Available records section start

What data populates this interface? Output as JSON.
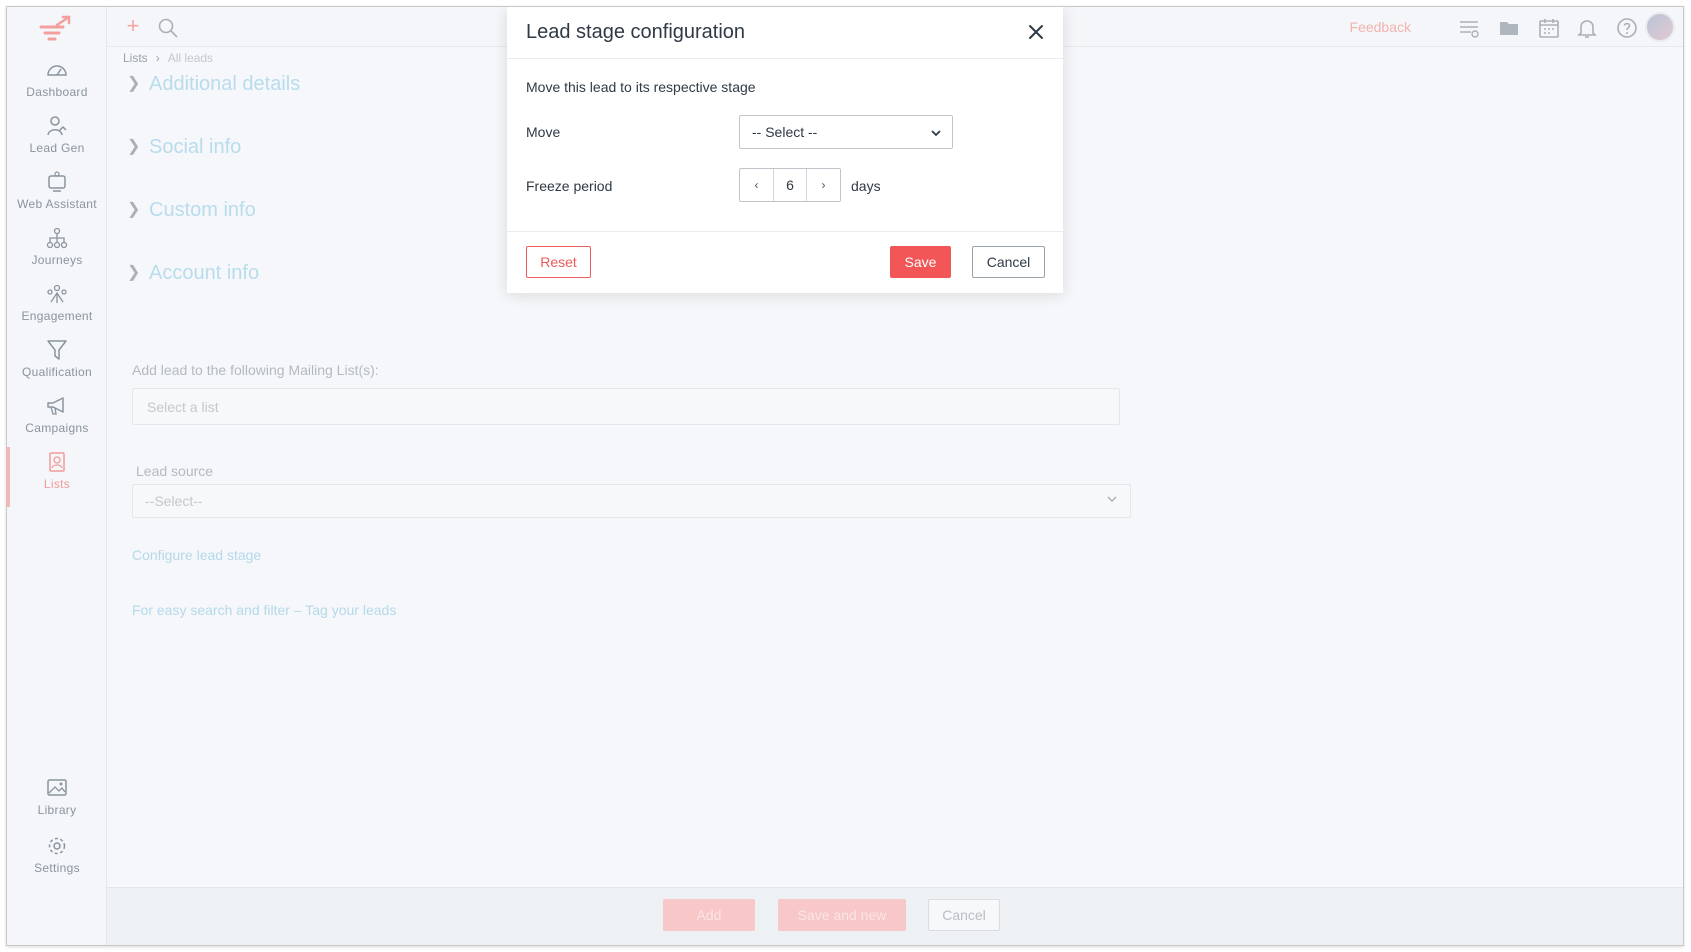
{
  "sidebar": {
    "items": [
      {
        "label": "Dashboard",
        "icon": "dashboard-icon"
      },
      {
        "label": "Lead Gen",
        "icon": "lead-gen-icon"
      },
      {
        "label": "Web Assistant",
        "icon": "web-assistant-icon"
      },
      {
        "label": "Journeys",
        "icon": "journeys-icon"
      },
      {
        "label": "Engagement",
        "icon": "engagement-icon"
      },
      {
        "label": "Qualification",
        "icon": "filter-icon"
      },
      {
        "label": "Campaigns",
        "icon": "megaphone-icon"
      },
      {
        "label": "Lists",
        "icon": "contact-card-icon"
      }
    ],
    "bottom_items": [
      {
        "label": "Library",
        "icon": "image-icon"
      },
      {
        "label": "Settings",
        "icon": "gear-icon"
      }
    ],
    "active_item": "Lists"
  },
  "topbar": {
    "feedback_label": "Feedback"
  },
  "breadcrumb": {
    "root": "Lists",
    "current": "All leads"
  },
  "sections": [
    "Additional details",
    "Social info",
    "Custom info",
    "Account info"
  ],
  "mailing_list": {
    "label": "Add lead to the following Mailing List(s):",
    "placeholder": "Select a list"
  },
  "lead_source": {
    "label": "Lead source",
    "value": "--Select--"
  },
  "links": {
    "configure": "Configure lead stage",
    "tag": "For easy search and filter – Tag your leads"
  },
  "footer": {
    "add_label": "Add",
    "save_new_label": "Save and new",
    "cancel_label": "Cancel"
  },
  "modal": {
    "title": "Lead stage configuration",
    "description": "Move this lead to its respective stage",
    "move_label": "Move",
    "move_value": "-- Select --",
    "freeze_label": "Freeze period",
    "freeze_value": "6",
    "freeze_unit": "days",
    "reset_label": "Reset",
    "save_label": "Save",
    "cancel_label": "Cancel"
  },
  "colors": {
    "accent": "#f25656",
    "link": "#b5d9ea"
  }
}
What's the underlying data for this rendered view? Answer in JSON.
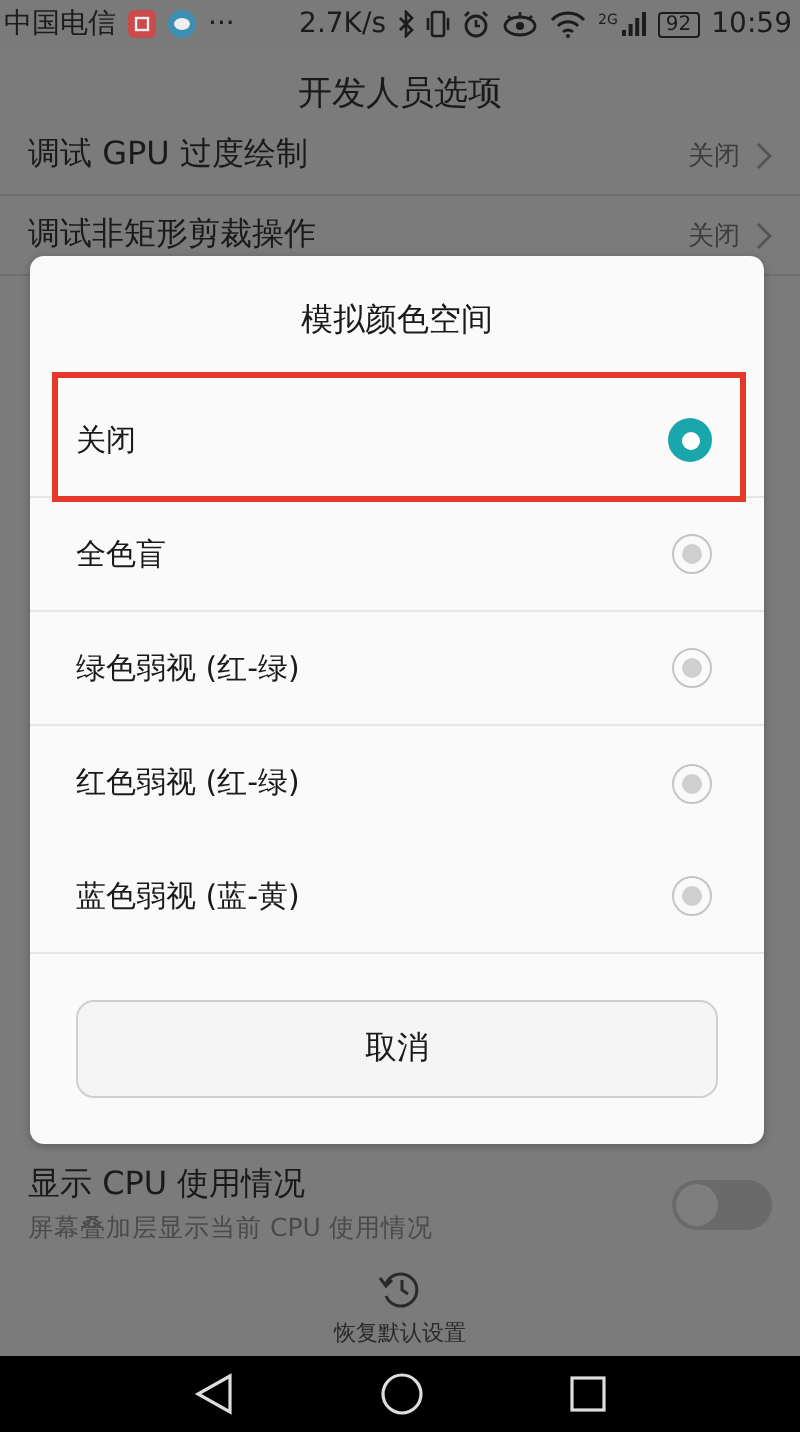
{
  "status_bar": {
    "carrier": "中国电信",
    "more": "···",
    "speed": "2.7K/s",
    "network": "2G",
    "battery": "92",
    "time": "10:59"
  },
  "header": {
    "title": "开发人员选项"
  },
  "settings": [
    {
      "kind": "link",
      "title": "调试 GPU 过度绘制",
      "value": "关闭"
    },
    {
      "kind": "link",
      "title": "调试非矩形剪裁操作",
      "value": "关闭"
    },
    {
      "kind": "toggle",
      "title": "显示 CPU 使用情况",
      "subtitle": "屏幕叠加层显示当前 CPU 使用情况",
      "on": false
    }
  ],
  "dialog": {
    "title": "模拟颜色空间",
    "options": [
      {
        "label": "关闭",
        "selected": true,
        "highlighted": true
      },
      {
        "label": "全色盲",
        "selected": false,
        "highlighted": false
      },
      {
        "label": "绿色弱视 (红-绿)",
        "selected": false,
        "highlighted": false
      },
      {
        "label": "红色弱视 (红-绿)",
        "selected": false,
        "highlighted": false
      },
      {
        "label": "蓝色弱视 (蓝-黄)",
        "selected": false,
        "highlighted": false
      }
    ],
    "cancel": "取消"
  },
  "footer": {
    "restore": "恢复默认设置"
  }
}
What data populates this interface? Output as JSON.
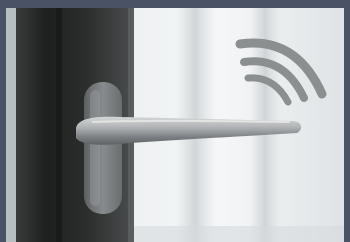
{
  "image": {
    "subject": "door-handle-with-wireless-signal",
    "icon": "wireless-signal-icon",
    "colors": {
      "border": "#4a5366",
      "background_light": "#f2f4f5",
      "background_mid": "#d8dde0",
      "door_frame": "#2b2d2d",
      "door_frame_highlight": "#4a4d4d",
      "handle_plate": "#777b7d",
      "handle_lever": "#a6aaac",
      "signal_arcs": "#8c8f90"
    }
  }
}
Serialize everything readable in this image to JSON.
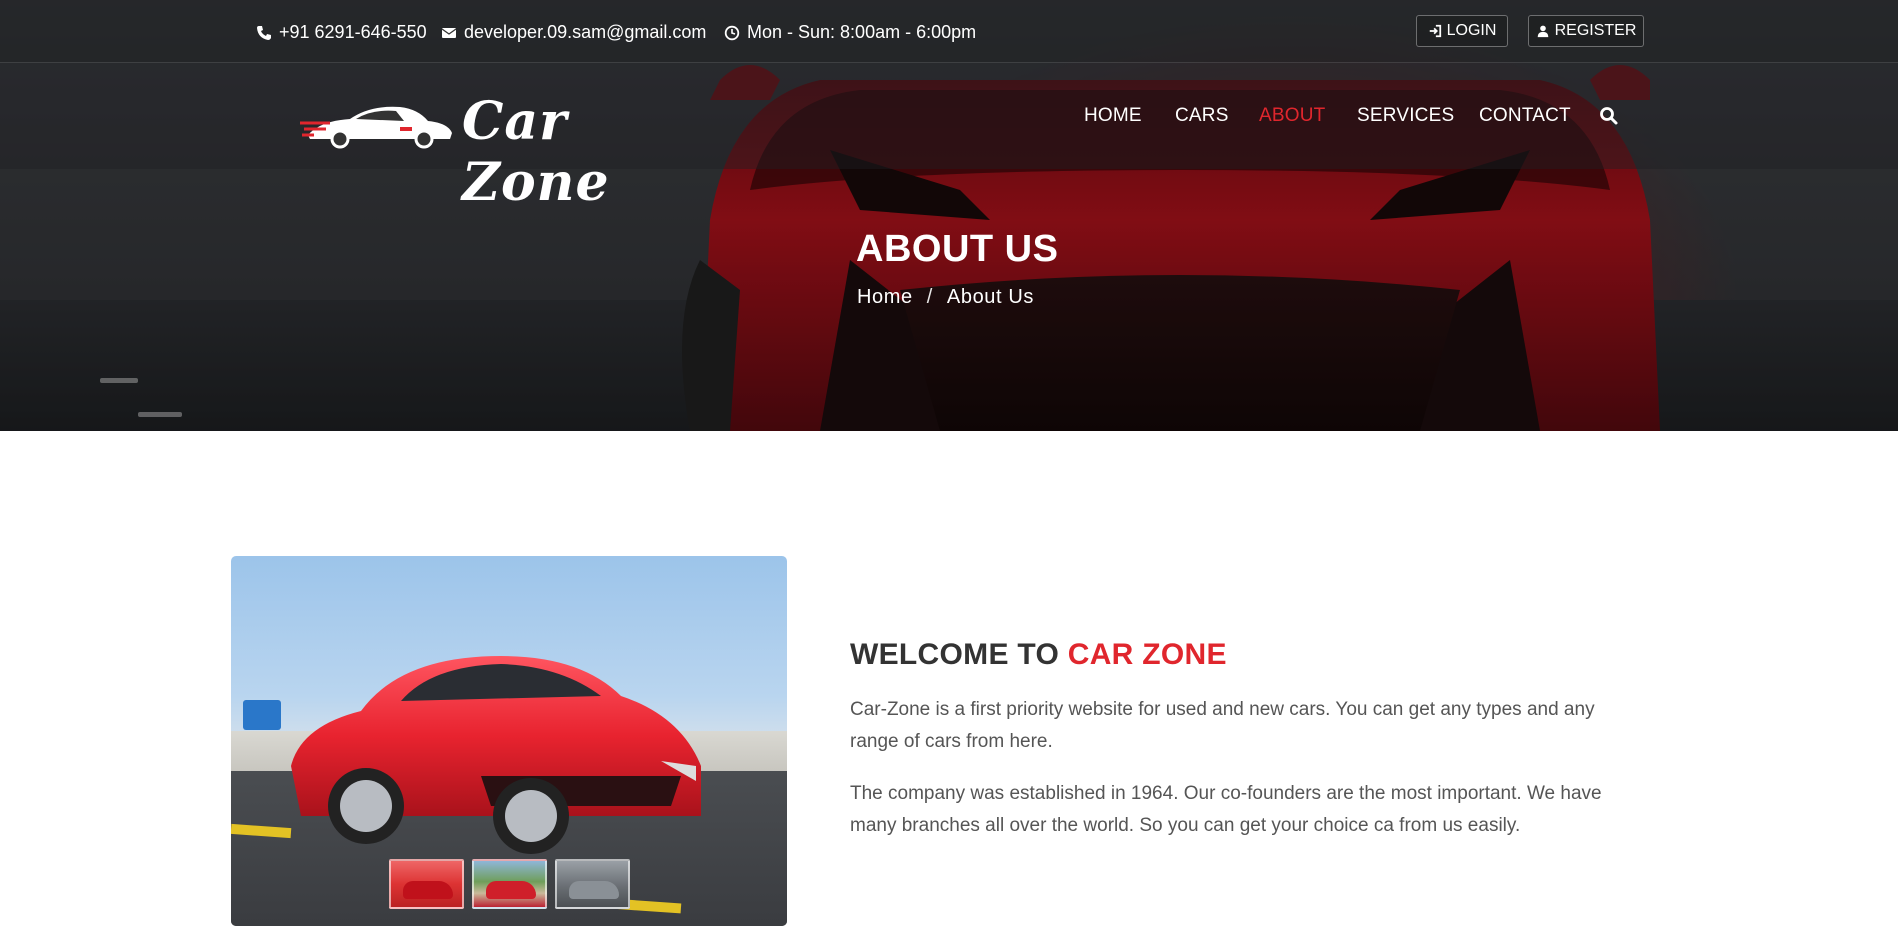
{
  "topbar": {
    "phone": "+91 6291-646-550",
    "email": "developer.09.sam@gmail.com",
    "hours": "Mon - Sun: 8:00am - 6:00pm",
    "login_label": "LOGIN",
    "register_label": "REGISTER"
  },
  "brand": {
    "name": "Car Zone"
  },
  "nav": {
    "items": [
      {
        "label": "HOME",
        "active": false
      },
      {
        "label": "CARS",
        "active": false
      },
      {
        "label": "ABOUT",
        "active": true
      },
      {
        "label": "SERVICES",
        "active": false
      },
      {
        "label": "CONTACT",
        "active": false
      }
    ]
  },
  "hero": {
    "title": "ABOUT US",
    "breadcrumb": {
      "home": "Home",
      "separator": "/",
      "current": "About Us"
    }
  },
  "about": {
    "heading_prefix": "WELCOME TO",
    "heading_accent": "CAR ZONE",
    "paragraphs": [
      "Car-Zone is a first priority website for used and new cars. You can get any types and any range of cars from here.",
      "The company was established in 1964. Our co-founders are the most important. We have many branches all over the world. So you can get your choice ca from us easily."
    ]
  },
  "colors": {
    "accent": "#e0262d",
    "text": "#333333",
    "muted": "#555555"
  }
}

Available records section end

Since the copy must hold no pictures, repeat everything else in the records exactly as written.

* [Answer to this task]:
What data populates this interface? Output as JSON.
{
  "sidebar": {
    "items": [
      {
        "label": "Dashboard",
        "icon": "dashboard-icon"
      },
      {
        "label": "Lead Gen",
        "icon": "lead-gen-icon"
      },
      {
        "label": "Web Assistant",
        "icon": "web-assistant-icon"
      },
      {
        "label": "Journeys",
        "icon": "journeys-icon"
      },
      {
        "label": "Engagement",
        "icon": "engagement-icon"
      },
      {
        "label": "Qualification",
        "icon": "filter-icon"
      },
      {
        "label": "Campaigns",
        "icon": "megaphone-icon"
      },
      {
        "label": "Lists",
        "icon": "contact-card-icon"
      }
    ],
    "bottom_items": [
      {
        "label": "Library",
        "icon": "image-icon"
      },
      {
        "label": "Settings",
        "icon": "gear-icon"
      }
    ],
    "active_item": "Lists"
  },
  "topbar": {
    "feedback_label": "Feedback"
  },
  "breadcrumb": {
    "root": "Lists",
    "current": "All leads"
  },
  "sections": [
    "Additional details",
    "Social info",
    "Custom info",
    "Account info"
  ],
  "mailing_list": {
    "label": "Add lead to the following Mailing List(s):",
    "placeholder": "Select a list"
  },
  "lead_source": {
    "label": "Lead source",
    "value": "--Select--"
  },
  "links": {
    "configure": "Configure lead stage",
    "tag": "For easy search and filter – Tag your leads"
  },
  "footer": {
    "add_label": "Add",
    "save_new_label": "Save and new",
    "cancel_label": "Cancel"
  },
  "modal": {
    "title": "Lead stage configuration",
    "description": "Move this lead to its respective stage",
    "move_label": "Move",
    "move_value": "-- Select --",
    "freeze_label": "Freeze period",
    "freeze_value": "6",
    "freeze_unit": "days",
    "reset_label": "Reset",
    "save_label": "Save",
    "cancel_label": "Cancel"
  },
  "colors": {
    "accent": "#f25656",
    "link": "#b5d9ea"
  }
}
What's the underlying data for this rendered view? Answer in JSON.
{
  "status_bar": {
    "carrier": "中国电信",
    "more": "···",
    "speed": "2.7K/s",
    "network": "2G",
    "battery": "92",
    "time": "10:59"
  },
  "header": {
    "title": "开发人员选项"
  },
  "settings": [
    {
      "kind": "link",
      "title": "调试 GPU 过度绘制",
      "value": "关闭"
    },
    {
      "kind": "link",
      "title": "调试非矩形剪裁操作",
      "value": "关闭"
    },
    {
      "kind": "toggle",
      "title": "显示 CPU 使用情况",
      "subtitle": "屏幕叠加层显示当前 CPU 使用情况",
      "on": false
    }
  ],
  "dialog": {
    "title": "模拟颜色空间",
    "options": [
      {
        "label": "关闭",
        "selected": true,
        "highlighted": true
      },
      {
        "label": "全色盲",
        "selected": false,
        "highlighted": false
      },
      {
        "label": "绿色弱视 (红-绿)",
        "selected": false,
        "highlighted": false
      },
      {
        "label": "红色弱视 (红-绿)",
        "selected": false,
        "highlighted": false
      },
      {
        "label": "蓝色弱视 (蓝-黄)",
        "selected": false,
        "highlighted": false
      }
    ],
    "cancel": "取消"
  },
  "footer": {
    "restore": "恢复默认设置"
  }
}
What data populates this interface? Output as JSON.
{
  "image": {
    "subject": "door-handle-with-wireless-signal",
    "icon": "wireless-signal-icon",
    "colors": {
      "border": "#4a5366",
      "background_light": "#f2f4f5",
      "background_mid": "#d8dde0",
      "door_frame": "#2b2d2d",
      "door_frame_highlight": "#4a4d4d",
      "handle_plate": "#777b7d",
      "handle_lever": "#a6aaac",
      "signal_arcs": "#8c8f90"
    }
  }
}
Serialize everything readable in this image to JSON.
{
  "topbar": {
    "phone": "+91 6291-646-550",
    "email": "developer.09.sam@gmail.com",
    "hours": "Mon - Sun: 8:00am - 6:00pm",
    "login_label": "LOGIN",
    "register_label": "REGISTER"
  },
  "brand": {
    "name": "Car Zone"
  },
  "nav": {
    "items": [
      {
        "label": "HOME",
        "active": false
      },
      {
        "label": "CARS",
        "active": false
      },
      {
        "label": "ABOUT",
        "active": true
      },
      {
        "label": "SERVICES",
        "active": false
      },
      {
        "label": "CONTACT",
        "active": false
      }
    ]
  },
  "hero": {
    "title": "ABOUT US",
    "breadcrumb": {
      "home": "Home",
      "separator": "/",
      "current": "About Us"
    }
  },
  "about": {
    "heading_prefix": "WELCOME TO",
    "heading_accent": "CAR ZONE",
    "paragraphs": [
      "Car-Zone is a first priority website for used and new cars. You can get any types and any range of cars from here.",
      "The company was established in 1964. Our co-founders are the most important. We have many branches all over the world. So you can get your choice ca from us easily."
    ]
  },
  "colors": {
    "accent": "#e0262d",
    "text": "#333333",
    "muted": "#555555"
  }
}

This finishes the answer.